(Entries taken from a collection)
╭──

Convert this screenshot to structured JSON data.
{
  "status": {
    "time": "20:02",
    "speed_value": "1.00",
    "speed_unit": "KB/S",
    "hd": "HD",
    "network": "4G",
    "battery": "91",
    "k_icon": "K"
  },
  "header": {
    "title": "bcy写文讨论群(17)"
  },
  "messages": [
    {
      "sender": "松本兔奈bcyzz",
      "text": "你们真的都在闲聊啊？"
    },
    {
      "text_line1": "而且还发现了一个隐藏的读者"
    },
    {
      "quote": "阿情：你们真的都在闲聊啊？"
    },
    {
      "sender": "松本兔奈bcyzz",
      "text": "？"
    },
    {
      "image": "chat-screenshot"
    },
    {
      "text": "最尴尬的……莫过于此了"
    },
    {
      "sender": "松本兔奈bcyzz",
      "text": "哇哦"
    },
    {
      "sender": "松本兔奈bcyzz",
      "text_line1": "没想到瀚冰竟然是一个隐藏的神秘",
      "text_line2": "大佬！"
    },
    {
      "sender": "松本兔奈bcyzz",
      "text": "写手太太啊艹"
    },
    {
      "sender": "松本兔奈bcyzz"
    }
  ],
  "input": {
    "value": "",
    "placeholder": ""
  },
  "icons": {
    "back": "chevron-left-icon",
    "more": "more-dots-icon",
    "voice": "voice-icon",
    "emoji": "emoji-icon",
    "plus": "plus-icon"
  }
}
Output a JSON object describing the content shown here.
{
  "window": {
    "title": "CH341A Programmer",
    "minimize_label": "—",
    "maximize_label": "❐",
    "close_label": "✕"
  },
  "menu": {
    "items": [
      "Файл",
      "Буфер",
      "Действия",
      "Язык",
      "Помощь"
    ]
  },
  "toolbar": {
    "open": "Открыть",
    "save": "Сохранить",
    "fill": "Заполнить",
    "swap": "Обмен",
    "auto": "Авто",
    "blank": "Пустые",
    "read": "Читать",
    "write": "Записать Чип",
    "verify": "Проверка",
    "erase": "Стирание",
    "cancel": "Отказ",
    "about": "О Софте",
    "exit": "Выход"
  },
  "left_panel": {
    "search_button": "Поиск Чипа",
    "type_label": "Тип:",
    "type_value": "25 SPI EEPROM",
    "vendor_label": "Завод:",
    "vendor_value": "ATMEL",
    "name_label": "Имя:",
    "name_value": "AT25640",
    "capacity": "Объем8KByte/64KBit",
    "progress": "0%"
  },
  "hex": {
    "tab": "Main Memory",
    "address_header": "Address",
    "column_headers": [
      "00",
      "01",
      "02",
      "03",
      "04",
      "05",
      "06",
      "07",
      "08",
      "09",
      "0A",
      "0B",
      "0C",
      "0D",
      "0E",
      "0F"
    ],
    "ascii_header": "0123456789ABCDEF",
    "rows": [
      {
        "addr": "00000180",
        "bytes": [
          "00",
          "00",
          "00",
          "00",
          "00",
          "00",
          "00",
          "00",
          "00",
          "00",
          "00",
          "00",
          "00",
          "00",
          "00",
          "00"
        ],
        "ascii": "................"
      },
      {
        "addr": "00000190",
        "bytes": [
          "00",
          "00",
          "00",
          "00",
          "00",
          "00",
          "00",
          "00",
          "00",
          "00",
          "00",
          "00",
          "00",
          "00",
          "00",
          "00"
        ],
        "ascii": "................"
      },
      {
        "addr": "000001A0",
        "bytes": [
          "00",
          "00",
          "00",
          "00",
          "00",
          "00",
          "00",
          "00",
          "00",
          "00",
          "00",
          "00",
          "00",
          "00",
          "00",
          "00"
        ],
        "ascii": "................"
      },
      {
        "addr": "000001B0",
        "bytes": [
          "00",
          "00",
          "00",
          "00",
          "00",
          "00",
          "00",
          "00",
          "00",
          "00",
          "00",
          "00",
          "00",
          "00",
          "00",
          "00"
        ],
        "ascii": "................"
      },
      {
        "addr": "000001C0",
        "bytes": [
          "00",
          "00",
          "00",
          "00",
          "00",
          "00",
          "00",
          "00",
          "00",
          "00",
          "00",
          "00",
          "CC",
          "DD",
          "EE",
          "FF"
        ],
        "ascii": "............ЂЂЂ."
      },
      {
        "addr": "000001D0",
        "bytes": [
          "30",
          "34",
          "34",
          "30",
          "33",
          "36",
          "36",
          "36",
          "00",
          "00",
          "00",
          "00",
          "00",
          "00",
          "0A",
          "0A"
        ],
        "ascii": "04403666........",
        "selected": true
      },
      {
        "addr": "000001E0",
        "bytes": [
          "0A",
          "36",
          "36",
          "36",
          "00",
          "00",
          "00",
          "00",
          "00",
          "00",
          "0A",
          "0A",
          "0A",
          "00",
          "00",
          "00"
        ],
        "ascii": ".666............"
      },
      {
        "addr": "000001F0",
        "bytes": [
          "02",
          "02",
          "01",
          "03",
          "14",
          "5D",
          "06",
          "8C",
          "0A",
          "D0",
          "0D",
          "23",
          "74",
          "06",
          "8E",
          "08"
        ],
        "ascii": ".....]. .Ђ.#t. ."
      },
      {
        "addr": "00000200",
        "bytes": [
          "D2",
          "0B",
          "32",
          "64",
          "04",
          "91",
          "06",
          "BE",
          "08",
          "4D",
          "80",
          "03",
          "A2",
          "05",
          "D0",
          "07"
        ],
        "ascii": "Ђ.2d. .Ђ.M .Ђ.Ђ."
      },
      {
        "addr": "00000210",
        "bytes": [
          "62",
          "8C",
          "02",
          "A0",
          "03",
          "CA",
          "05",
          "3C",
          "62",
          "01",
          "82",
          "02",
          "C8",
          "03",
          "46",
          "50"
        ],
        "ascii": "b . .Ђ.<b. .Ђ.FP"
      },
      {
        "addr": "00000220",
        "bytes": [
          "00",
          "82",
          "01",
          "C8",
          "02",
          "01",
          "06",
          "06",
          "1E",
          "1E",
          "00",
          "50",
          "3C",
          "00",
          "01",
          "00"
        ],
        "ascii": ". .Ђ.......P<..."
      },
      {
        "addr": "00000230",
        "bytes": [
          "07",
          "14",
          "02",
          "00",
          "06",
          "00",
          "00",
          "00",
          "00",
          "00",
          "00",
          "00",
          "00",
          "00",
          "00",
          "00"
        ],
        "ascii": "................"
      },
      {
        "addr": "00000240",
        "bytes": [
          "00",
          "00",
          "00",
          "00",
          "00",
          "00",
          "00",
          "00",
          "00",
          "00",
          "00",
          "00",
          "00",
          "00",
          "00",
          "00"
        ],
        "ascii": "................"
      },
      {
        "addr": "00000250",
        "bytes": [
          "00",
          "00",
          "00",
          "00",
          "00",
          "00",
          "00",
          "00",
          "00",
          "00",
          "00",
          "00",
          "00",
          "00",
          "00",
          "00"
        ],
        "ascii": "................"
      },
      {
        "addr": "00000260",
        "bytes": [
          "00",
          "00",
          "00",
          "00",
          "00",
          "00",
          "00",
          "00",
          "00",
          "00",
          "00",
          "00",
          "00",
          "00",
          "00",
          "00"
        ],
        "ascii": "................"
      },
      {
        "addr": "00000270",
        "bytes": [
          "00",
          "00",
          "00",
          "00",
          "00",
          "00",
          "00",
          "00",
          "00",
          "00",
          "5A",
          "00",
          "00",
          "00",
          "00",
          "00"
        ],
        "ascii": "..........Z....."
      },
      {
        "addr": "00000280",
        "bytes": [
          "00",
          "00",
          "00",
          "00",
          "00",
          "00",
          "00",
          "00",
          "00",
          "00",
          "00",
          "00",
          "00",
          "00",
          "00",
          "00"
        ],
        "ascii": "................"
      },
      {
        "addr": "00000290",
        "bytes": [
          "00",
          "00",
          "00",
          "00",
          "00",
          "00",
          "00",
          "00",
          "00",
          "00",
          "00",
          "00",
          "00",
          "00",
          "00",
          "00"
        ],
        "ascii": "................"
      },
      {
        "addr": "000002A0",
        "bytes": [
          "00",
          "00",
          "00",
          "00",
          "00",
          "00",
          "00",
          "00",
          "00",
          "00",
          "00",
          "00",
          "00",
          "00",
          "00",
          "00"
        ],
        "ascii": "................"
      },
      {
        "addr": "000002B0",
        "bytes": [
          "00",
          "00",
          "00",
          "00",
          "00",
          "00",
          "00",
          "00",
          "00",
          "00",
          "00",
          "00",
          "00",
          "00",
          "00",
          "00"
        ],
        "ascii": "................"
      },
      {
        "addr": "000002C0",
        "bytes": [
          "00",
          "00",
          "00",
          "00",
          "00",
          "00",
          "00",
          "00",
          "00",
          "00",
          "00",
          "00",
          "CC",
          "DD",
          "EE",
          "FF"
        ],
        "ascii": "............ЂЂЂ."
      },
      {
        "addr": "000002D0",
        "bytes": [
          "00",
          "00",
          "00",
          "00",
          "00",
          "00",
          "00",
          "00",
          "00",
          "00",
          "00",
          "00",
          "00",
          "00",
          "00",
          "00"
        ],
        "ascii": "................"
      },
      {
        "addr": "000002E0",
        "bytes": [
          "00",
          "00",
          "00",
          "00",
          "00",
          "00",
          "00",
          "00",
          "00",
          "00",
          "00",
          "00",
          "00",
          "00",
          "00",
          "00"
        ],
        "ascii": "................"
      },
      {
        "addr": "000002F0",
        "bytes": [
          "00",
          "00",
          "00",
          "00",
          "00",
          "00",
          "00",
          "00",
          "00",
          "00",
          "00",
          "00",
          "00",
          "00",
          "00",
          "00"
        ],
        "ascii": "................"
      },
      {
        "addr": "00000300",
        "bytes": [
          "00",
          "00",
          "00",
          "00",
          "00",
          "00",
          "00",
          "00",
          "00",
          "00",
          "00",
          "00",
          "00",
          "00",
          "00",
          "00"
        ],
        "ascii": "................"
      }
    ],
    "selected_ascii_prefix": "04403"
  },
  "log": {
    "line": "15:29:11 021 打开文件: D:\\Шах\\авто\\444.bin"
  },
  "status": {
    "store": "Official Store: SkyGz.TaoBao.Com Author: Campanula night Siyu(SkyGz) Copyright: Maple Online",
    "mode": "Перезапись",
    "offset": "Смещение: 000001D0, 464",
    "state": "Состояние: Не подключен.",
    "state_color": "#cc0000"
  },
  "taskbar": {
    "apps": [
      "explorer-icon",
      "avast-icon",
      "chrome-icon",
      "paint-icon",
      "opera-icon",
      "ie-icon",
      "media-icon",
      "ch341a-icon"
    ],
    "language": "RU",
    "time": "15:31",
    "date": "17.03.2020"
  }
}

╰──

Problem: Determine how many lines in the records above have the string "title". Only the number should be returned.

Response to this task: 2